**What you will do:**
Isolate every line in the records below with "Quality" in it.

Interface dataset entries:
━━━━━━━━━━━━━━━━
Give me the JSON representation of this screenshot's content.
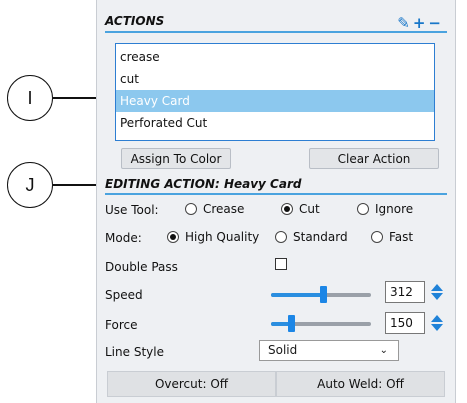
{
  "callouts": [
    {
      "label": "I"
    },
    {
      "label": "J"
    }
  ],
  "actions": {
    "title": "ACTIONS",
    "icons": [
      "pencil-icon",
      "plus-icon",
      "minus-icon"
    ],
    "items": [
      {
        "label": "crease",
        "selected": false
      },
      {
        "label": "cut",
        "selected": false
      },
      {
        "label": "Heavy Card",
        "selected": true
      },
      {
        "label": "Perforated Cut",
        "selected": false
      }
    ],
    "assign_button": "Assign To Color",
    "clear_button": "Clear Action"
  },
  "editing": {
    "title": "EDITING ACTION: Heavy Card",
    "use_tool": {
      "label": "Use Tool:",
      "options": [
        "Crease",
        "Cut",
        "Ignore"
      ],
      "selected": "Cut"
    },
    "mode": {
      "label": "Mode:",
      "options": [
        "High Quality",
        "Standard",
        "Fast"
      ],
      "selected": "High Quality"
    },
    "double_pass": {
      "label": "Double Pass",
      "checked": false
    },
    "speed": {
      "label": "Speed",
      "value": "312",
      "slider_fraction": 0.52
    },
    "force": {
      "label": "Force",
      "value": "150",
      "slider_fraction": 0.2
    },
    "line_style": {
      "label": "Line Style",
      "value": "Solid"
    },
    "overcut": "Overcut: Off",
    "auto_weld": "Auto Weld: Off"
  },
  "colors": {
    "accent": "#2a8ee0",
    "selection": "#8cc8ee",
    "panel_bg": "#eef0f3"
  }
}
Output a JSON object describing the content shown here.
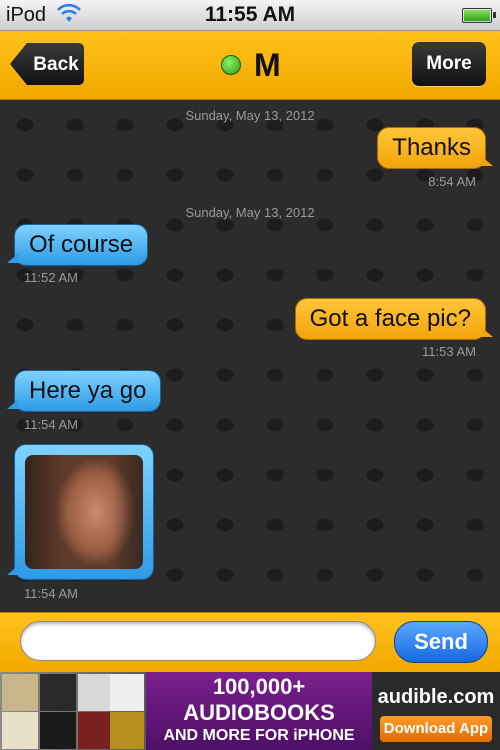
{
  "status_bar": {
    "carrier": "iPod",
    "time": "11:55 AM"
  },
  "nav": {
    "back_label": "Back",
    "title": "M",
    "more_label": "More",
    "online_color": "#4ccf2a"
  },
  "messages": [
    {
      "type": "date",
      "text": "Sunday, May 13, 2012"
    },
    {
      "type": "outgoing",
      "text": "Thanks",
      "time": "8:54 AM"
    },
    {
      "type": "date",
      "text": "Sunday, May 13, 2012"
    },
    {
      "type": "incoming",
      "text": "Of course",
      "time": "11:52 AM"
    },
    {
      "type": "outgoing",
      "text": "Got a face pic?",
      "time": "11:53 AM"
    },
    {
      "type": "incoming",
      "text": "Here ya go",
      "time": "11:54 AM"
    },
    {
      "type": "incoming-image",
      "time": "11:54 AM"
    }
  ],
  "composer": {
    "input_value": "",
    "send_label": "Send"
  },
  "ad": {
    "line1": "100,000+",
    "line2": "AUDIOBOOKS",
    "line3": "AND MORE FOR iPHONE",
    "brand": "audible.com",
    "cta": "Download App"
  },
  "colors": {
    "brand_orange": "#f2a800",
    "incoming_blue": "#2d9be6",
    "outgoing_orange": "#f3a40b",
    "send_blue": "#1768e0"
  }
}
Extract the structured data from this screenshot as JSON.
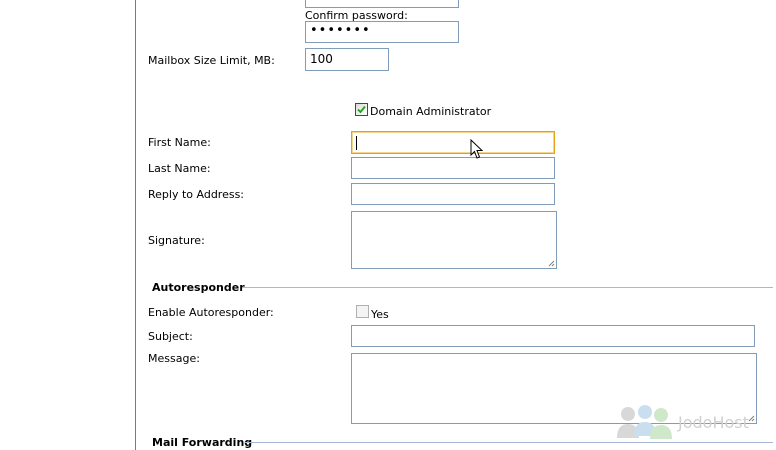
{
  "account": {
    "confirm_password_label": "Confirm password:",
    "confirm_password_value": "•••••••",
    "mailbox_size_label": "Mailbox Size Limit, MB:",
    "mailbox_size_value": "100",
    "domain_admin_label": "Domain Administrator",
    "domain_admin_checked": true
  },
  "profile": {
    "first_name_label": "First Name:",
    "last_name_label": "Last Name:",
    "reply_to_label": "Reply to Address:",
    "signature_label": "Signature:"
  },
  "autoresponder": {
    "section_title": "Autoresponder",
    "enable_label": "Enable Autoresponder:",
    "enable_option": "Yes",
    "enabled": false,
    "subject_label": "Subject:",
    "message_label": "Message:"
  },
  "mail_forwarding": {
    "section_title": "Mail Forwarding"
  },
  "watermark": {
    "text": "JodoHost"
  },
  "colors": {
    "focus_border": "#e3a21a",
    "input_border": "#7f9db9",
    "section_rule": "#a9b7d6"
  }
}
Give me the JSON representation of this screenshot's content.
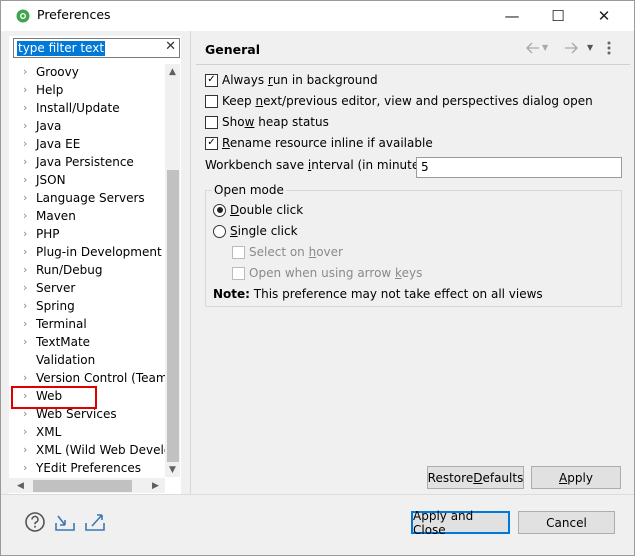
{
  "window": {
    "title": "Preferences",
    "minimize_glyph": "—",
    "maximize_glyph": "☐",
    "close_glyph": "✕"
  },
  "filter": {
    "value": "type filter text",
    "clear_glyph": "✕"
  },
  "tree": {
    "items": [
      {
        "label": "Groovy",
        "expandable": true
      },
      {
        "label": "Help",
        "expandable": true
      },
      {
        "label": "Install/Update",
        "expandable": true
      },
      {
        "label": "Java",
        "expandable": true
      },
      {
        "label": "Java EE",
        "expandable": true
      },
      {
        "label": "Java Persistence",
        "expandable": true
      },
      {
        "label": "JSON",
        "expandable": true
      },
      {
        "label": "Language Servers",
        "expandable": true
      },
      {
        "label": "Maven",
        "expandable": true
      },
      {
        "label": "PHP",
        "expandable": true
      },
      {
        "label": "Plug-in Development",
        "expandable": true
      },
      {
        "label": "Run/Debug",
        "expandable": true
      },
      {
        "label": "Server",
        "expandable": true
      },
      {
        "label": "Spring",
        "expandable": true
      },
      {
        "label": "Terminal",
        "expandable": true
      },
      {
        "label": "TextMate",
        "expandable": true
      },
      {
        "label": "Validation",
        "expandable": false
      },
      {
        "label": "Version Control (Team)",
        "expandable": true
      },
      {
        "label": "Web",
        "expandable": true,
        "highlighted": true
      },
      {
        "label": "Web Services",
        "expandable": true
      },
      {
        "label": "XML",
        "expandable": true
      },
      {
        "label": "XML (Wild Web Develop",
        "expandable": true
      },
      {
        "label": "YEdit Preferences",
        "expandable": true
      }
    ]
  },
  "page": {
    "title": "General",
    "checkboxes": [
      {
        "pre": "Always ",
        "u": "r",
        "post": "un in background",
        "checked": true
      },
      {
        "pre": "Keep ",
        "u": "n",
        "post": "ext/previous editor, view and perspectives dialog open",
        "checked": false
      },
      {
        "pre": "Sho",
        "u": "w",
        "post": " heap status",
        "checked": false
      },
      {
        "pre": "",
        "u": "R",
        "post": "ename resource inline if available",
        "checked": true
      }
    ],
    "save_interval": {
      "pre": "Workbench save ",
      "u": "i",
      "post": "nterval (in minutes):",
      "value": "5"
    },
    "open_mode": {
      "title": "Open mode",
      "double_click": {
        "pre": "",
        "u": "D",
        "post": "ouble click",
        "selected": true
      },
      "single_click": {
        "pre": "",
        "u": "S",
        "post": "ingle click",
        "selected": false
      },
      "select_on_hover": {
        "pre": "Select on ",
        "u": "h",
        "post": "over"
      },
      "open_arrow_keys": {
        "pre": "Open when using arrow ",
        "u": "k",
        "post": "eys"
      },
      "note_bold": "Note:",
      "note_text": " This preference may not take effect on all views"
    },
    "restore_defaults": {
      "pre": "Restore ",
      "u": "D",
      "post": "efaults"
    },
    "apply": {
      "pre": "",
      "u": "A",
      "post": "pply"
    }
  },
  "footer": {
    "apply_and_close": "Apply and Close",
    "cancel": "Cancel"
  },
  "colors": {
    "accent": "#0078d7",
    "highlight_box": "#e00000",
    "dialog_bg": "#f0f0f0"
  },
  "icons": [
    "eclipse-app-icon",
    "help-icon",
    "import-icon",
    "export-icon",
    "back-arrow-icon",
    "forward-arrow-icon",
    "view-menu-icon"
  ]
}
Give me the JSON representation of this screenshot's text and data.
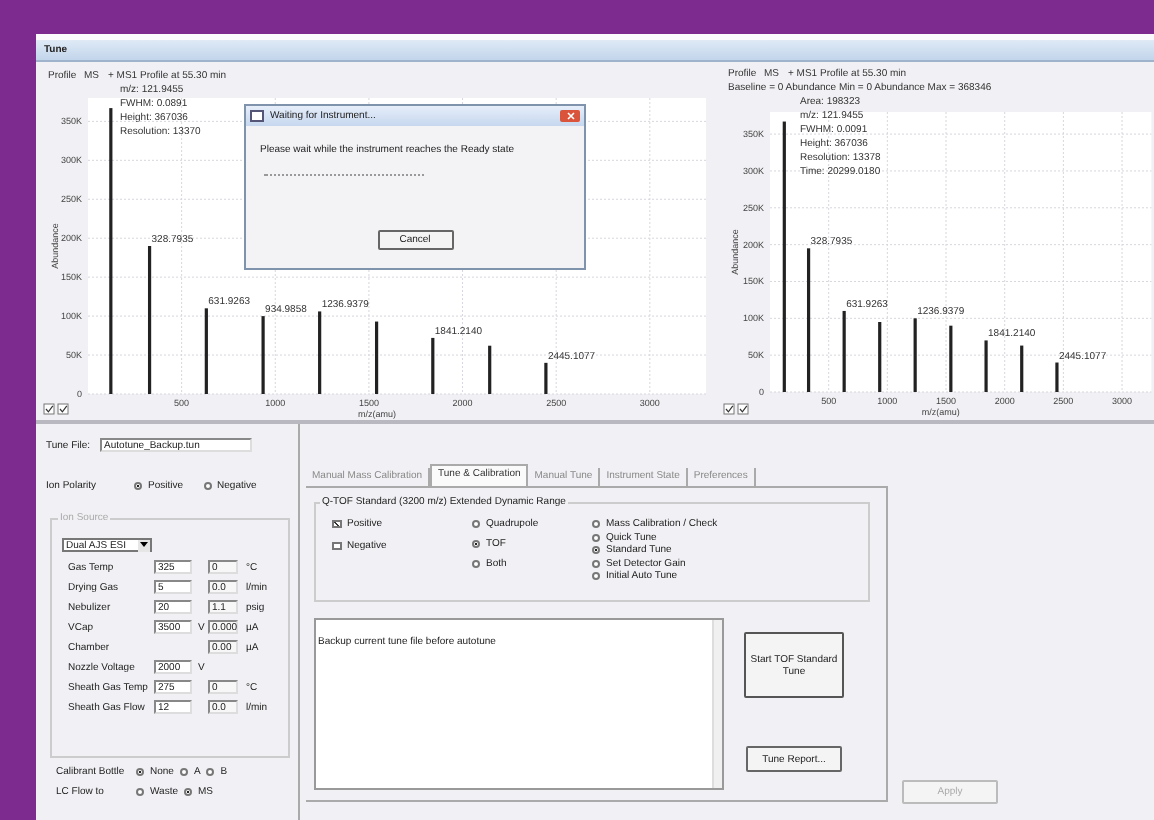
{
  "window": {
    "title": "Tune"
  },
  "spectra": [
    {
      "mode": "Profile",
      "scan": "MS",
      "description": "+ MS1 Profile at 55.30 min",
      "info": [
        "m/z: 121.9455",
        "FWHM: 0.0891",
        "Height: 367036",
        "Resolution: 13370"
      ],
      "chart_data": {
        "type": "bar",
        "xlabel": "m/z(amu)",
        "ylabel": "Abundance",
        "xlim": [
          0,
          3300
        ],
        "ylim": [
          0,
          380000
        ],
        "x": [
          121.9455,
          328.7935,
          631.9263,
          934.9858,
          1236.9379,
          1541,
          1841.214,
          2145,
          2445.1077
        ],
        "values": [
          367036,
          190000,
          110000,
          100000,
          106000,
          93000,
          72000,
          62000,
          40000
        ],
        "grid": true,
        "xticks": [
          500,
          1000,
          1500,
          2000,
          2500,
          3000
        ],
        "yticks": [
          {
            "value": 0,
            "label": "0"
          },
          {
            "value": 50000,
            "label": "50K"
          },
          {
            "value": 100000,
            "label": "100K"
          },
          {
            "value": 150000,
            "label": "150K"
          },
          {
            "value": 200000,
            "label": "200K"
          },
          {
            "value": 250000,
            "label": "250K"
          },
          {
            "value": 300000,
            "label": "300K"
          },
          {
            "value": 350000,
            "label": "350K"
          }
        ],
        "annotations": [
          {
            "x": 328.7935,
            "y": 190000,
            "text": "328.7935"
          },
          {
            "x": 631.9263,
            "y": 110000,
            "text": "631.9263"
          },
          {
            "x": 934.9858,
            "y": 100000,
            "text": "934.9858"
          },
          {
            "x": 1236.9379,
            "y": 106000,
            "text": "1236.9379"
          },
          {
            "x": 1841.214,
            "y": 72000,
            "text": "1841.2140"
          },
          {
            "x": 2445.1077,
            "y": 40000,
            "text": "2445.1077"
          }
        ]
      }
    },
    {
      "mode": "Profile",
      "scan": "MS",
      "description": "+ MS1 Profile at 55.30 min",
      "summary": "Baseline = 0   Abundance Min = 0   Abundance Max = 368346",
      "info": [
        "Area: 198323",
        "m/z: 121.9455",
        "FWHM: 0.0091",
        "Height: 367036",
        "Resolution: 13378",
        "Time: 20299.0180"
      ],
      "chart_data": {
        "type": "bar",
        "xlabel": "m/z(amu)",
        "ylabel": "Abundance",
        "xlim": [
          0,
          3250
        ],
        "ylim": [
          0,
          380000
        ],
        "x": [
          121.9455,
          328.7935,
          631.9263,
          934.9858,
          1236.9379,
          1541,
          1841.214,
          2145,
          2445.1077
        ],
        "values": [
          367036,
          195000,
          110000,
          95000,
          100000,
          90000,
          70000,
          63000,
          40000
        ],
        "grid": true,
        "xticks": [
          500,
          1000,
          1500,
          2000,
          2500,
          3000
        ],
        "yticks": [
          {
            "value": 0,
            "label": "0"
          },
          {
            "value": 50000,
            "label": "50K"
          },
          {
            "value": 100000,
            "label": "100K"
          },
          {
            "value": 150000,
            "label": "150K"
          },
          {
            "value": 200000,
            "label": "200K"
          },
          {
            "value": 250000,
            "label": "250K"
          },
          {
            "value": 300000,
            "label": "300K"
          },
          {
            "value": 350000,
            "label": "350K"
          }
        ],
        "annotations": [
          {
            "x": 328.7935,
            "y": 195000,
            "text": "328.7935"
          },
          {
            "x": 631.9263,
            "y": 110000,
            "text": "631.9263"
          },
          {
            "x": 1236.9379,
            "y": 100000,
            "text": "1236.9379"
          },
          {
            "x": 1841.214,
            "y": 70000,
            "text": "1841.2140"
          },
          {
            "x": 2445.1077,
            "y": 40000,
            "text": "2445.1077"
          }
        ]
      }
    }
  ],
  "dialog": {
    "title": "Waiting for Instrument...",
    "message": "Please wait while the instrument reaches the Ready state",
    "buttons": [
      "Cancel"
    ]
  },
  "tune_file": {
    "label": "Tune File:",
    "value": "Autotune_Backup.tun"
  },
  "ion_polarity": {
    "label": "Ion Polarity",
    "options": [
      {
        "label": "Positive",
        "selected": true
      },
      {
        "label": "Negative",
        "selected": false
      }
    ]
  },
  "ion_source": {
    "title": "Ion Source",
    "source": "Dual AJS ESI",
    "params": [
      {
        "label": "Gas Temp",
        "setpoint": "325",
        "actual": "0",
        "unit": "°C"
      },
      {
        "label": "Drying Gas",
        "setpoint": "5",
        "actual": "0.0",
        "unit": "l/min"
      },
      {
        "label": "Nebulizer",
        "setpoint": "20",
        "actual": "1.1",
        "unit": "psig"
      },
      {
        "label": "VCap",
        "setpoint": "3500",
        "setpoint_unit": "V",
        "actual": "0.000",
        "unit": "µA"
      },
      {
        "label": "Chamber",
        "actual": "0.00",
        "unit": "µA"
      },
      {
        "label": "Nozzle Voltage",
        "setpoint": "2000",
        "setpoint_unit": "V"
      },
      {
        "label": "Sheath Gas Temp",
        "setpoint": "275",
        "actual": "0",
        "unit": "°C"
      },
      {
        "label": "Sheath Gas Flow",
        "setpoint": "12",
        "actual": "0.0",
        "unit": "l/min"
      }
    ]
  },
  "calibrant_bottle": {
    "label": "Calibrant Bottle",
    "options": [
      {
        "label": "None",
        "selected": true
      },
      {
        "label": "A",
        "selected": false
      },
      {
        "label": "B",
        "selected": false
      }
    ]
  },
  "lc_flow": {
    "label": "LC Flow to",
    "options": [
      {
        "label": "Waste",
        "selected": false
      },
      {
        "label": "MS",
        "selected": true
      }
    ]
  },
  "tabs": [
    {
      "label": "Manual Mass Calibration",
      "selected": false
    },
    {
      "label": "Tune & Calibration",
      "selected": true
    },
    {
      "label": "Manual Tune",
      "selected": false
    },
    {
      "label": "Instrument State",
      "selected": false
    },
    {
      "label": "Preferences",
      "selected": false
    }
  ],
  "tune_calibration": {
    "group_title": "Q-TOF   Standard (3200 m/z) Extended Dynamic Range",
    "polarity": [
      {
        "label": "Positive",
        "checked": true
      },
      {
        "label": "Negative",
        "checked": false
      }
    ],
    "analyzer": [
      {
        "label": "Quadrupole",
        "selected": false
      },
      {
        "label": "TOF",
        "selected": true
      },
      {
        "label": "Both",
        "selected": false
      }
    ],
    "tune_type": [
      {
        "label": "Mass Calibration / Check",
        "selected": false
      },
      {
        "label": "Quick Tune",
        "selected": false
      },
      {
        "label": "Standard Tune",
        "selected": true
      },
      {
        "label": "Set Detector Gain",
        "selected": false
      },
      {
        "label": "Initial Auto Tune",
        "selected": false
      }
    ],
    "log": "Backup current tune file before autotune",
    "start_button": "Start TOF Standard Tune",
    "report_button": "Tune Report..."
  },
  "apply_button": {
    "label": "Apply",
    "disabled": true
  }
}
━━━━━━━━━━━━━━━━
**Response box:**
        "High Quality",
      "selected": "High Quality"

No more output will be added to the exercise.